"This is a great victory," said Sen. Joseph Lieberman, an independent Democrat from Connecticut and a co-sponsor of the bill. "More directly, it's a victory for the 600,000 people of the District of Columbia."
Granting Washington a vote could heal a wound that has social, racial and political overtones.
The legislation, to offset the certain Democratic gain from the District, also adds a fourth district to Republican-leaning Utah. It would increase House voting membership by two, to 437.
However, the action still faces obstacles. It almost surely will face a court challenge from opponents who believe that the Constitution restricts voting representation to states, which the District of Columbia is not.
Still, proponents of voting rights for Washington rejoiced at being on the cusp of victory.
"Next week, we will be voting to keep a promise that is nearly two and a quarter centuries overdue," said House Majority Leader Steny Hoyer, a Maryland Democrat. "It was a promise of our founders, a promise put into words by the father of the Constitution, James Madison, when he wrote that the people of the federal city 'will have their voice in the election of the government which is to exercise authority over them.' "
Proponents say that it's past time for Washington residents to have a voice - and a vote - in the national government. Lieberman argued that Washington is the only capital in the democratic world in which residents can't vote for a representative.
"They're not only taxed without representation ... as our founders reminded us is a form of tyranny ... they're taxed very heavily. They pay the second-highest rate of federal taxation per capita," Lieberman said. "This is a moment to end this. It's an antiquity, but it's a profoundly unjust and, frankly, un-American antiquity."
That may be, but opponents say that a District of Columbia representative is unconstitutional.
"I have said previously my quarrel is not with the intent of the legislation, but with the vehicle with which Congress is seeking to effect or bring about this change," said Sen. Robert Byrd, a West Virginia Democrat who believes that Washington voting rights should be sought through a constitutional amendment. "Simply passing a law that grants voting rights to an entity that is not a state ... is plainly circumventing the Constitution."
A House committee oversees Washington, which has been a source of irritation at times for residents.
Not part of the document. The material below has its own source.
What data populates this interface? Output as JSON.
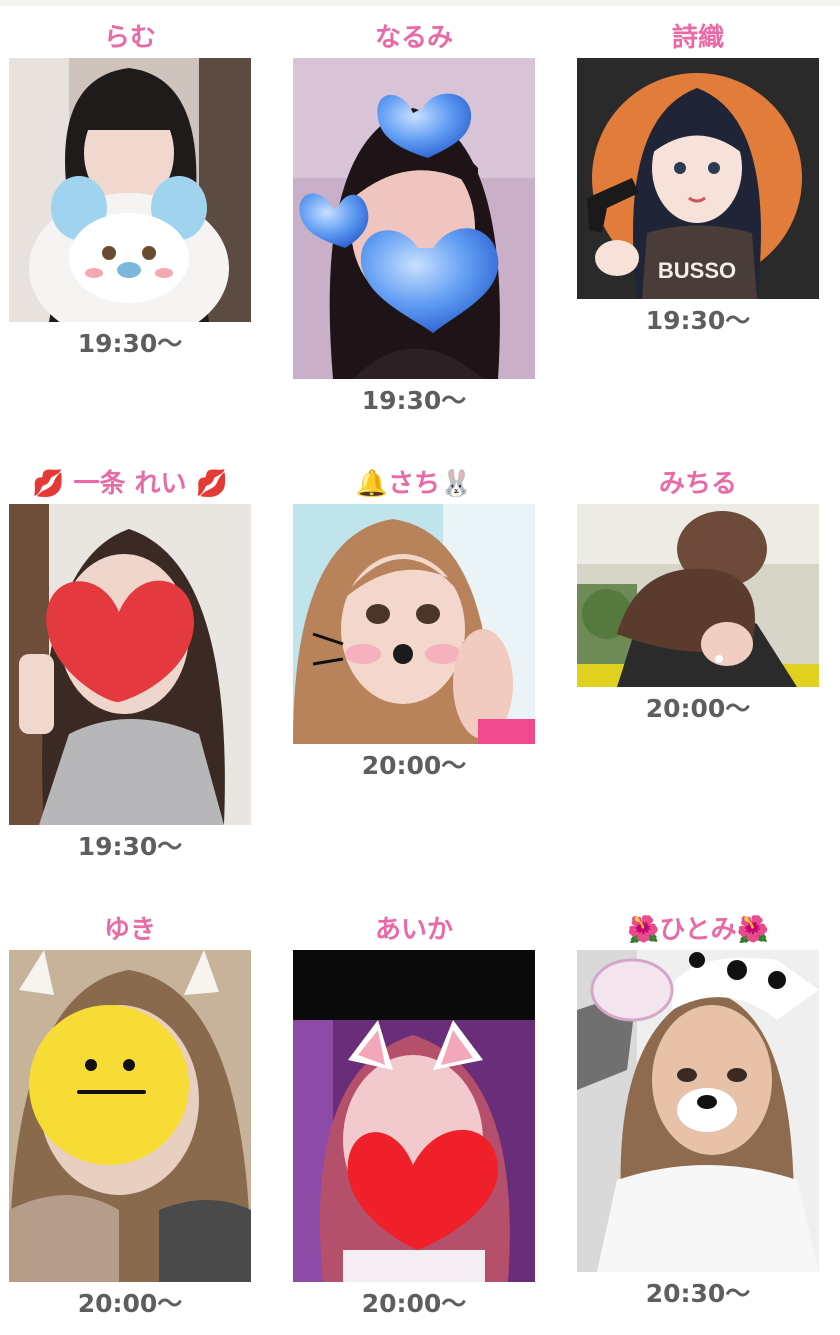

They complain that Congress - particularly during Republican control - has used Washington as a test laboratory for issues ranging from school vouchers to pushing the courts to roll back local gun-control laws.
Associated Press contributed to this article.